The output should hold exactly, and only, the lines from the line bearing "Give me the" through the last line of the listing below, and no pictures.

--- Material to process Enclosed Below ---

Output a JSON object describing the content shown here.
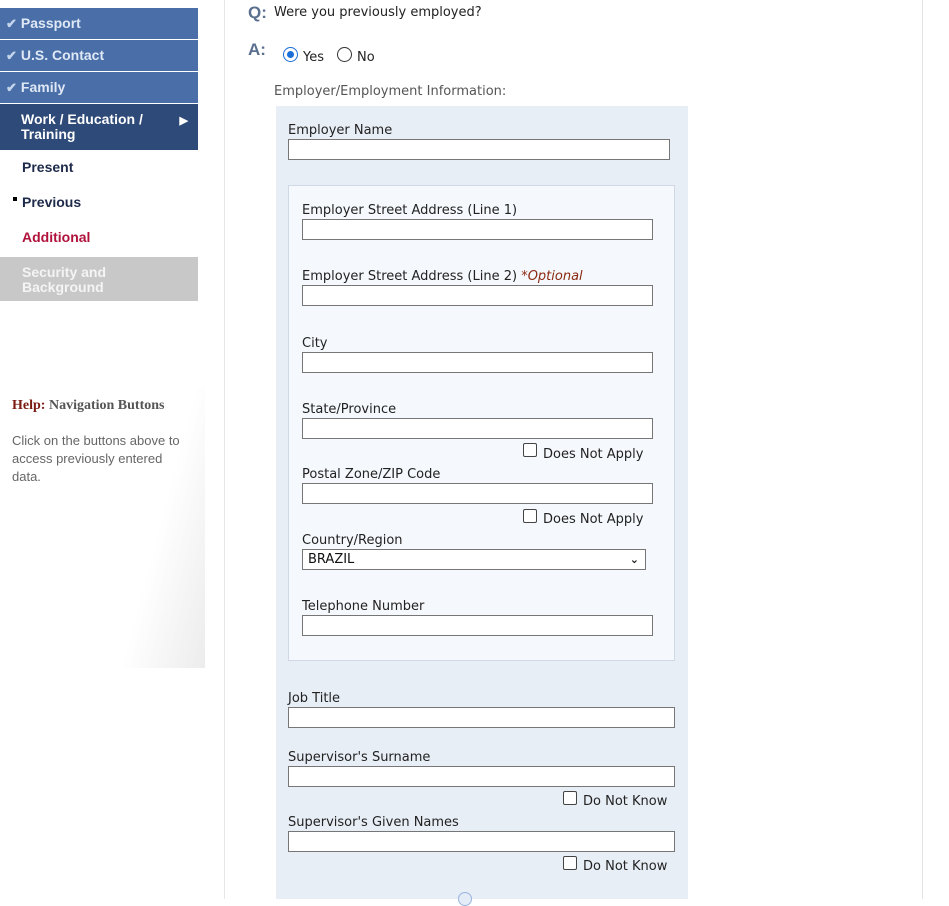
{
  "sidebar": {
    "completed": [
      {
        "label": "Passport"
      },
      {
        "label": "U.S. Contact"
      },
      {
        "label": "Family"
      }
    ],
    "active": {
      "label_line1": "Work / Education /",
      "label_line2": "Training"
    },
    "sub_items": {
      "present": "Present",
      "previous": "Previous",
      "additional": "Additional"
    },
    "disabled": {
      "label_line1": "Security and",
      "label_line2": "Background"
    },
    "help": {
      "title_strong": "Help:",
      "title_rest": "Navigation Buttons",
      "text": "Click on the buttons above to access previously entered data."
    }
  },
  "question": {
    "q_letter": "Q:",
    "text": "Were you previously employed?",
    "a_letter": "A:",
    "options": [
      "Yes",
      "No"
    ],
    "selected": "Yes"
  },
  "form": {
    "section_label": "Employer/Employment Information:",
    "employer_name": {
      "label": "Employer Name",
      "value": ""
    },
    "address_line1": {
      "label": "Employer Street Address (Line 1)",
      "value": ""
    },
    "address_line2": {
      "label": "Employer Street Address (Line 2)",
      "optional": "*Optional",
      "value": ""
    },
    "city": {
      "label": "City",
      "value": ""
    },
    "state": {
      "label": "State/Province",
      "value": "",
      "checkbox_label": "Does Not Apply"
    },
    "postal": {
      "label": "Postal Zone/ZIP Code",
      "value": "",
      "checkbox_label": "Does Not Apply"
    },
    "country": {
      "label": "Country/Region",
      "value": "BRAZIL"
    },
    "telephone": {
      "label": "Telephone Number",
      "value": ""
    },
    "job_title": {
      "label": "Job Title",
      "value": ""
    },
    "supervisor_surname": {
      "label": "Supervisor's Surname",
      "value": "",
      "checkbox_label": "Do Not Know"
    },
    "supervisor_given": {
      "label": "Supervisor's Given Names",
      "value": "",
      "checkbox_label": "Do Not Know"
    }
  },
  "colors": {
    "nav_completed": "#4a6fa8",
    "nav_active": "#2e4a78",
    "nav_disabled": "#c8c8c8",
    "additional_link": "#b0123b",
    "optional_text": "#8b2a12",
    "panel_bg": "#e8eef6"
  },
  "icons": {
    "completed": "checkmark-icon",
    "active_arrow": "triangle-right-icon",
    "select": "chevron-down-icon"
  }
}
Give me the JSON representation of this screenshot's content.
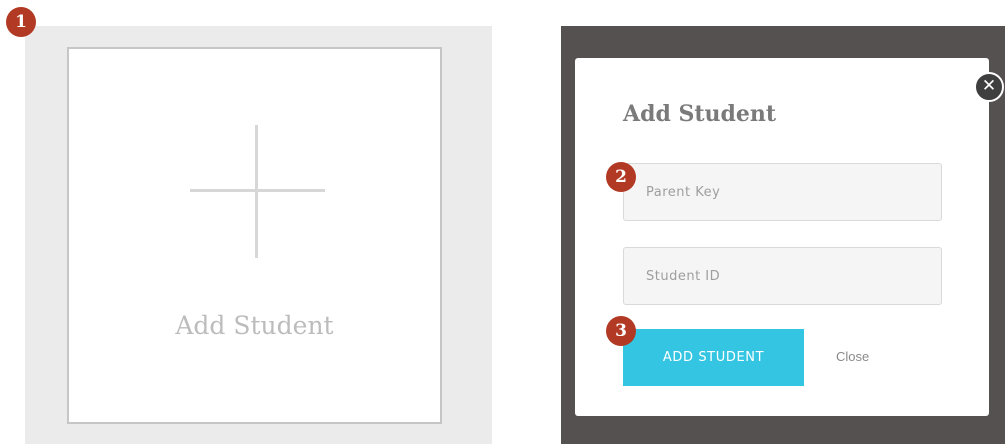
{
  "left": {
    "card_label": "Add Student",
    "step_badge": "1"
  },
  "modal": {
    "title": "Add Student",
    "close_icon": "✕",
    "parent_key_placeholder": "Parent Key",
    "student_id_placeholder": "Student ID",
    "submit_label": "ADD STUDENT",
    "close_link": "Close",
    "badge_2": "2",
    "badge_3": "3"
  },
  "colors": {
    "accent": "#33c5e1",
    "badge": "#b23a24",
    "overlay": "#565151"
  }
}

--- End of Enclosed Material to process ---

_Solution below_.
Give me the JSON representation of this screenshot's content.
{
  "left": {
    "card_label": "Add Student",
    "step_badge": "1"
  },
  "modal": {
    "title": "Add Student",
    "close_icon": "✕",
    "parent_key_placeholder": "Parent Key",
    "student_id_placeholder": "Student ID",
    "submit_label": "ADD STUDENT",
    "close_link": "Close",
    "badge_2": "2",
    "badge_3": "3"
  },
  "colors": {
    "accent": "#33c5e1",
    "badge": "#b23a24",
    "overlay": "#565151"
  }
}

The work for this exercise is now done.